How many times can you use VA loan benefits?
VA loans aren’t a one-time benefit; they can be used over and over again. You can even have multiple VA loans at the same time. The key is ensuring you meet eligibility requirements to reuse your benefits and receive a new VA loan entitlement.
Since its inception in 1944, the VA loan program has been guaranteeing mortgages for active-duty service members, veterans and eligible spouses who may not qualify for a conventional loan. Two key benefits of VA loans: no down payment or private mortgage insurance requirements.
How does the VA entitlement work?
The basic entitlement available to a VA borrower is $36,000, but this number doesn’t refer to the maximum loan amount an eligible applicant can borrow. Lenders will generally lend up to four times the veteran’s available entitlement without a down payment, assuming the borrower meets other income and credit requirements. This means all eligible borrowers who have not previously used their entitlement can get a home loan of up to $144,000.
In many areas of the country, $144,000 is likely not enough to buy a home. To account for this, the VA provides a bonus entitlement. This additional benefit is worth 25% of the home loan amount.
For example, let’s say Jonathan is a Petty Officer 2nd Class in the U.S. Navy and has met the service requirements to be eligible for a VA loan. Jonathan hasn’t yet used his available entitlement and needs a $200,000 loan for the home he wants to purchase. Because his entitlement is limited to 25% of the loan amount, the VA will guarantee $50,000, which is 25% of the $200,000 loan amount.
How to restore your VA loan eligibility
How many times you can use VA loan benefits depends on what you plan to do with your current home. Here are two ways to get a second VA loan:
1. Sell your existing home
If you sell your existing home before buying another, proceeds from the sale may be enough to pay off the existing mortgage balance in full — then you can regain your full entitlement. You may not have to obtain a restoration of entitlement if you have enough remaining to cover the new loan for which you’re applying, however.

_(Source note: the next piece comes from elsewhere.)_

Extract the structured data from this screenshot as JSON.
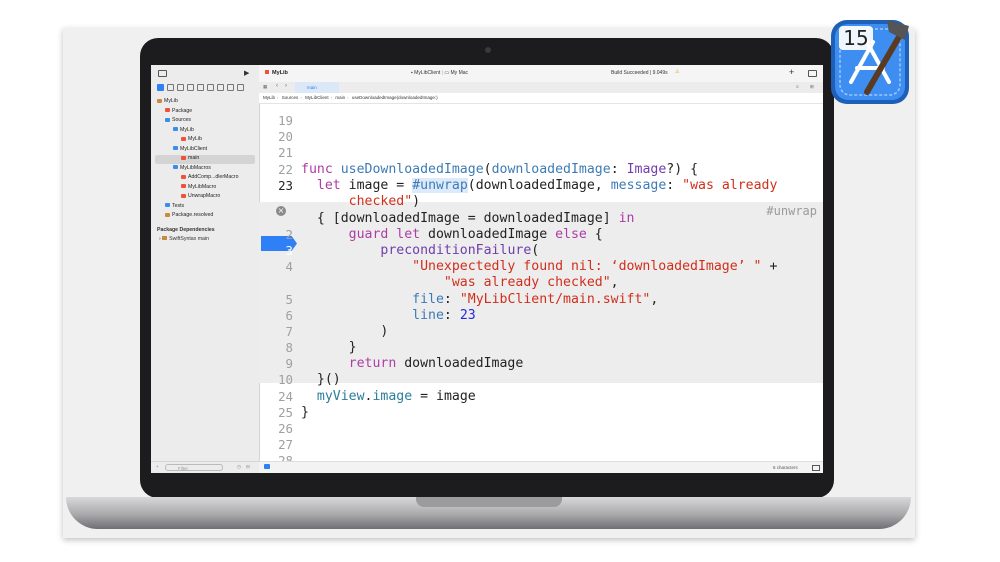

Returning to the example above, if Jonathan sells his home, pays off the existing mortgage and wants to access his full entitlement for a new loan, he’d want to restore his eligibility and get a new Certificate of Eligibility (COE) showing none of his benefits are currently in use. However, if the new home he plans on purchasing is only $250,000 and his county loan limit is $510,400, he has a remaining entitlement of $77,600 and could simply rely on it for his home purchase.
2. Pay off your existing VA loan
What if Jonathan doesn’t want to sell his existing home and instead, wants to turn it into an investment property and buy a house in a new area? It may be possible for him to have two outstanding VA loans at the same time. If Jonathan wants to buy a new home elsewhere but keep and rent out his existing house, he can use his remaining benefits. If he wants to buy a property that is priced higher than the $250,000 home mentioned above, he can still use his VA entitlement, but he’d need to make a down payment for the amount that exceeds the local loan limit.
To access benefits for a new VA loan, you’ll need to restore your eligibility by completing VA Form 26-1880 (or VA Form 26-1817 for surviving spouses) — that’s the same form used to obtain a COE. Once you have the COE in hand, the amount of basic entitlement and the amount currently tied up in your previous loan will be displayed near the center of the online form.
Keep in mind that you may have to pay a higher VA funding fee when you reuse your entitlement. Funding fees are a percentage of the VA loan amount, and they vary based on the borrower’s military status, the down payment amount and whether the benefits have been used before.